Work item
Restate the whole of the data below word for word, skipping the images.

Dataset content
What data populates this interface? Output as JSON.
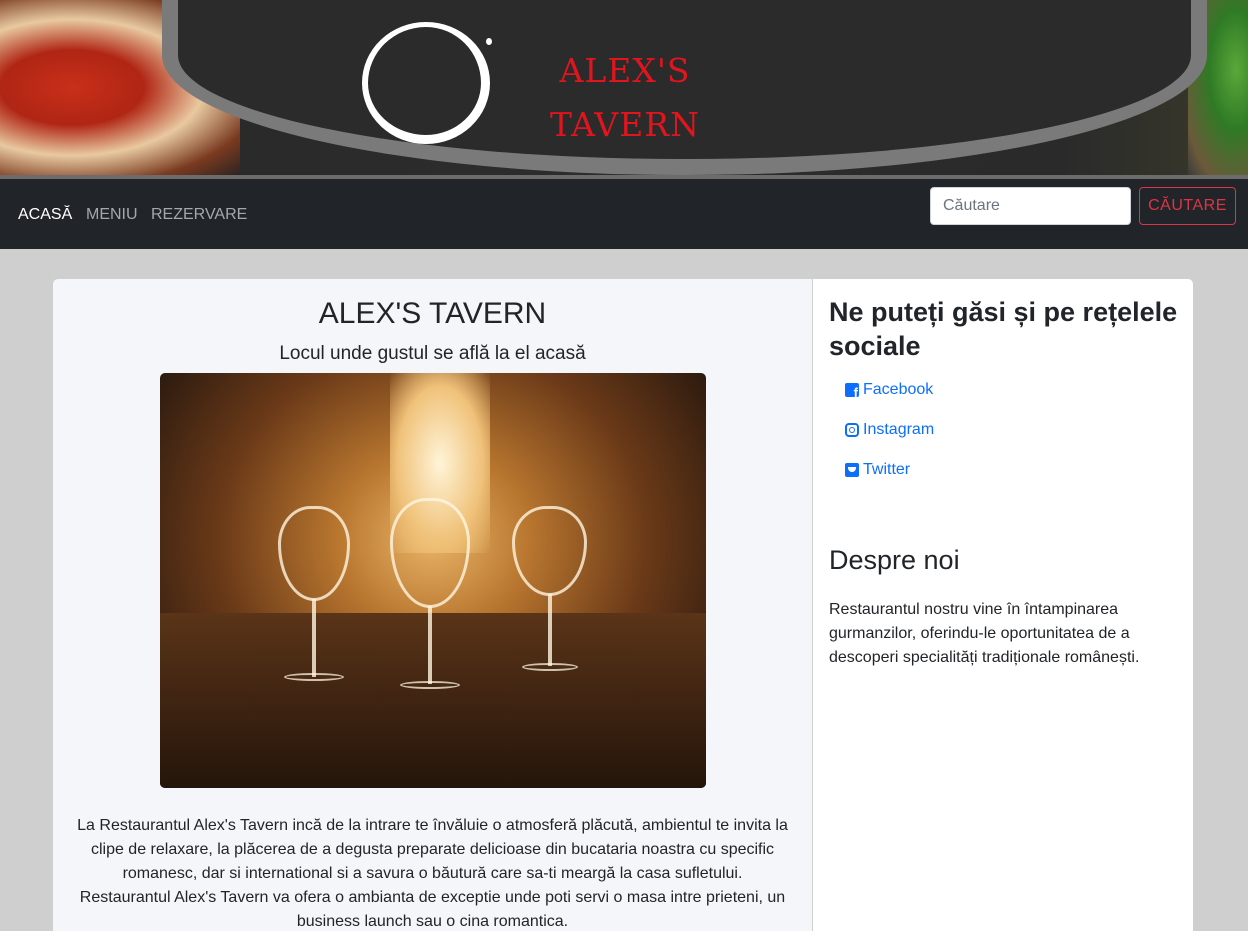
{
  "header": {
    "brand_line1": "ALEX'S",
    "brand_line2": "TAVERN"
  },
  "nav": {
    "items": [
      {
        "label": "ACASĂ",
        "active": true
      },
      {
        "label": "MENIU",
        "active": false
      },
      {
        "label": "REZERVARE",
        "active": false
      }
    ],
    "search_placeholder": "Căutare",
    "search_button": "CĂUTARE"
  },
  "main": {
    "title": "ALEX'S TAVERN",
    "subtitle": "Locul unde gustul se află la el acasă",
    "text_line1": "La Restaurantul Alex's Tavern incă de la intrare te învăluie o atmosferă plăcută, ambientul te invita la clipe de relaxare, la plăcerea de a degusta preparate delicioase din bucataria noastra cu specific romanesc, dar si international si a savura o băutură care sa-ti meargă la casa sufletului.",
    "text_line2": "Restaurantul Alex's Tavern va ofera o ambianta de exceptie unde poti servi o masa intre prieteni, un business launch sau o cina romantica."
  },
  "sidebar": {
    "social_heading": "Ne puteți găsi și pe rețelele sociale",
    "social_links": [
      {
        "label": "Facebook",
        "icon": "facebook-icon"
      },
      {
        "label": "Instagram",
        "icon": "instagram-icon"
      },
      {
        "label": "Twitter",
        "icon": "twitter-icon"
      }
    ],
    "about_title": "Despre noi",
    "about_text": "Restaurantul nostru vine în întampinarea gurmanzilor, oferindu-le oportunitatea de a descoperi specialități tradiționale românești."
  },
  "colors": {
    "brand_red": "#e0151d",
    "navbar_bg": "#212529",
    "link_blue": "#0d6efd",
    "danger": "#dc3545"
  }
}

Result of the exercise
What data populates this interface? Output as JSON.
{
  "header": {
    "brand_line1": "ALEX'S",
    "brand_line2": "TAVERN"
  },
  "nav": {
    "items": [
      {
        "label": "ACASĂ",
        "active": true
      },
      {
        "label": "MENIU",
        "active": false
      },
      {
        "label": "REZERVARE",
        "active": false
      }
    ],
    "search_placeholder": "Căutare",
    "search_button": "CĂUTARE"
  },
  "main": {
    "title": "ALEX'S TAVERN",
    "subtitle": "Locul unde gustul se află la el acasă",
    "text_line1": "La Restaurantul Alex's Tavern incă de la intrare te învăluie o atmosferă plăcută, ambientul te invita la clipe de relaxare, la plăcerea de a degusta preparate delicioase din bucataria noastra cu specific romanesc, dar si international si a savura o băutură care sa-ti meargă la casa sufletului.",
    "text_line2": "Restaurantul Alex's Tavern va ofera o ambianta de exceptie unde poti servi o masa intre prieteni, un business launch sau o cina romantica."
  },
  "sidebar": {
    "social_heading": "Ne puteți găsi și pe rețelele sociale",
    "social_links": [
      {
        "label": "Facebook",
        "icon": "facebook-icon"
      },
      {
        "label": "Instagram",
        "icon": "instagram-icon"
      },
      {
        "label": "Twitter",
        "icon": "twitter-icon"
      }
    ],
    "about_title": "Despre noi",
    "about_text": "Restaurantul nostru vine în întampinarea gurmanzilor, oferindu-le oportunitatea de a descoperi specialități tradiționale românești."
  },
  "colors": {
    "brand_red": "#e0151d",
    "navbar_bg": "#212529",
    "link_blue": "#0d6efd",
    "danger": "#dc3545"
  }
}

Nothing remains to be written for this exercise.